To Tag or Not To Tag




Thomas, Marliese
Caudle, Dana M.
Schmitz, Cecilia

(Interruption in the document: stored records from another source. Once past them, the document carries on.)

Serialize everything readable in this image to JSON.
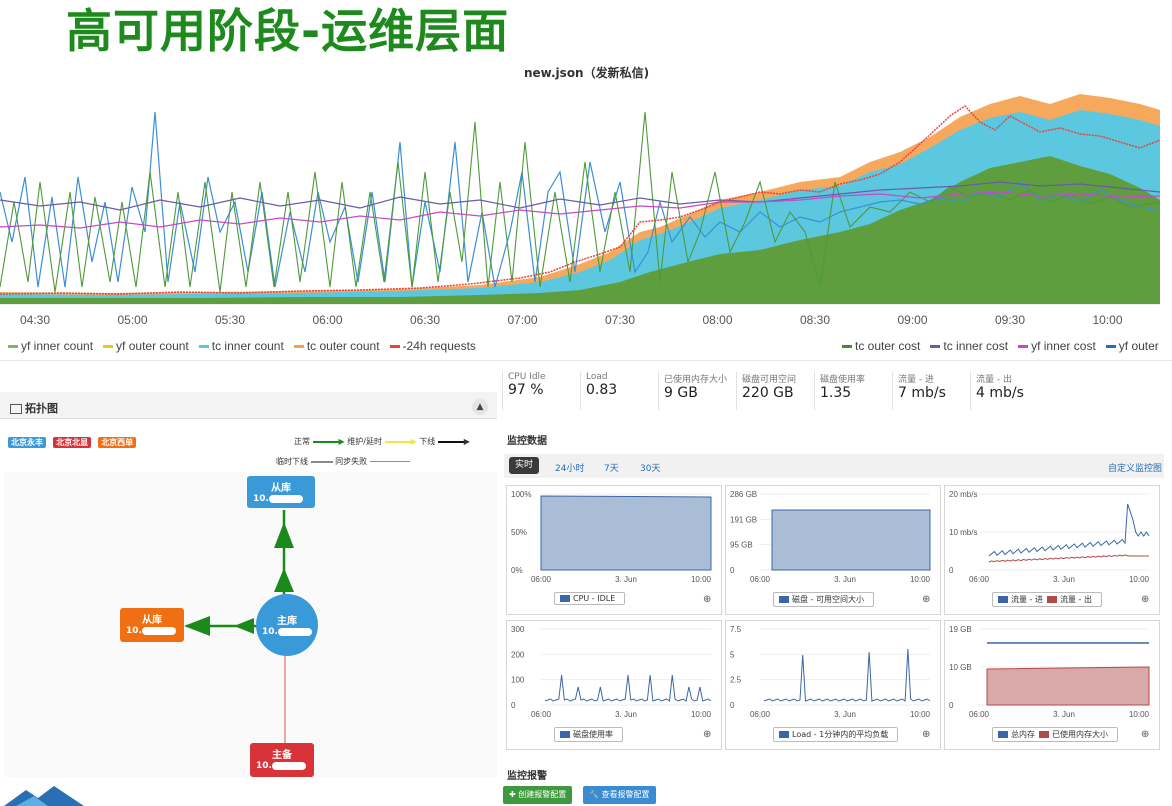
{
  "slide": {
    "title": "高可用阶段-运维层面"
  },
  "main_chart": {
    "title": "new.json（发新私信)",
    "x_ticks": [
      "04:30",
      "05:00",
      "05:30",
      "06:00",
      "06:30",
      "07:00",
      "07:30",
      "08:00",
      "08:30",
      "09:00",
      "09:30",
      "10:00"
    ],
    "legend_left": [
      {
        "name": "yf inner count",
        "color": "#7cb95a"
      },
      {
        "name": "yf outer count",
        "color": "#f0c419"
      },
      {
        "name": "tc inner count",
        "color": "#5cc8e0"
      },
      {
        "name": "tc outer count",
        "color": "#f5a04a"
      },
      {
        "name": "-24h requests",
        "color": "#e8453c"
      }
    ],
    "legend_right": [
      {
        "name": "tc outer cost",
        "color": "#3f8f2f"
      },
      {
        "name": "tc inner cost",
        "color": "#6a5aa8"
      },
      {
        "name": "yf inner cost",
        "color": "#c848c8"
      },
      {
        "name": "yf outer",
        "color": "#1f6fc0"
      }
    ]
  },
  "topology": {
    "title": "拓扑图",
    "collapse_icon": "chevron-up-icon",
    "tags": [
      {
        "label": "北京永丰",
        "color": "#3a9ad9"
      },
      {
        "label": "北京北显",
        "color": "#d9333a"
      },
      {
        "label": "北京西单",
        "color": "#f06f12"
      }
    ],
    "legend_row1": [
      {
        "label": "正常",
        "color": "#1b8a1b"
      },
      {
        "label": "维护/延时",
        "color": "#f4e542"
      },
      {
        "label": "下线",
        "color": "#111111"
      }
    ],
    "legend_row2": [
      {
        "label": "临时下线",
        "color": "#888888"
      },
      {
        "label": "同步失败",
        "color": "#e86a6a"
      }
    ],
    "nodes": {
      "slave_top": {
        "label": "从库",
        "ip": "10.",
        "color": "#3a9ad9"
      },
      "slave_left": {
        "label": "从库",
        "ip": "10.",
        "color": "#f06f12"
      },
      "master": {
        "label": "主库",
        "ip": "10.",
        "color": "#3a9ad9"
      },
      "standby": {
        "label": "主备",
        "ip": "10.",
        "color": "#d9333a"
      }
    }
  },
  "stats": [
    {
      "label": "CPU Idle",
      "value": "97 %"
    },
    {
      "label": "Load",
      "value": "0.83"
    },
    {
      "label": "已使用内存大小",
      "value": "9 GB"
    },
    {
      "label": "磁盘可用空间",
      "value": "220 GB"
    },
    {
      "label": "磁盘使用率",
      "value": "1.35"
    },
    {
      "label": "流量 - 进",
      "value": "7 mb/s"
    },
    {
      "label": "流量 - 出",
      "value": "4 mb/s"
    }
  ],
  "monitor": {
    "title": "监控数据",
    "tabs": [
      "实时",
      "24小时",
      "7天",
      "30天"
    ],
    "custom_link": "自定义监控图"
  },
  "panels": [
    {
      "y_ticks": [
        "100%",
        "50%",
        "0%"
      ],
      "x_ticks": [
        "06:00",
        "3. Jun",
        "10:00"
      ],
      "legend": [
        {
          "name": "CPU - IDLE",
          "color": "#3b67a6"
        }
      ]
    },
    {
      "y_ticks": [
        "286 GB",
        "191 GB",
        "95 GB",
        "0"
      ],
      "x_ticks": [
        "06:00",
        "3. Jun",
        "10:00"
      ],
      "legend": [
        {
          "name": "磁盘 - 可用空间大小",
          "color": "#3b67a6"
        }
      ]
    },
    {
      "y_ticks": [
        "20 mb/s",
        "10 mb/s",
        "0"
      ],
      "x_ticks": [
        "06:00",
        "3. Jun",
        "10:00"
      ],
      "legend": [
        {
          "name": "流量 - 进",
          "color": "#3b67a6"
        },
        {
          "name": "流量 - 出",
          "color": "#b34a4a"
        }
      ]
    },
    {
      "y_ticks": [
        "300",
        "200",
        "100",
        "0"
      ],
      "x_ticks": [
        "06:00",
        "3. Jun",
        "10:00"
      ],
      "legend": [
        {
          "name": "磁盘使用率",
          "color": "#3b67a6"
        }
      ]
    },
    {
      "y_ticks": [
        "7.5",
        "5",
        "2.5",
        "0"
      ],
      "x_ticks": [
        "06:00",
        "3. Jun",
        "10:00"
      ],
      "legend": [
        {
          "name": "Load - 1分钟内的平均负载",
          "color": "#3b67a6"
        }
      ]
    },
    {
      "y_ticks": [
        "19 GB",
        "10 GB",
        "0"
      ],
      "x_ticks": [
        "06:00",
        "3. Jun",
        "10:00"
      ],
      "legend": [
        {
          "name": "总内存",
          "color": "#3b67a6"
        },
        {
          "name": "已使用内存大小",
          "color": "#b34a4a"
        }
      ]
    }
  ],
  "alarm": {
    "title": "监控报警",
    "create_label": "创建报警配置",
    "view_label": "查看报警配置"
  }
}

Purpose – The purpose of this article is to provide a quantitative analysis of the extent to which folksonomies replicate the Library of Congress Subject Headings (LCSH) to see if folksonomies would successfully complement cataloger-supplied subject headings in library catalogs. Design/methodology/approach – The paper compares social tags and LC subject headings for ten books from various library-related applications including next generation OPACs and LibraryThing by ranking tags and subject headings using scales modified from research by Golder and Huberman, Voorbij, and Kipp. Findings – Social tagging does indeed augment LCSH by providing additional access to resources. Research limitations/implications – Several of our applications lacked tags for the books we chose in our study. Tags are primarily taken from LibraryThing. Practical implications – A hybrid catalog combining both LCSH and a folksonomy would result in richer metadata and be stronger than the sum of its parts, giving patrons the best of both worlds in terms of access to materials. Originality/value – This paper supplies quantitative support for the use of folksonomies in a library's catalog. The data also supports many of the previous theories proposed in literature about folksonomies and social tagging.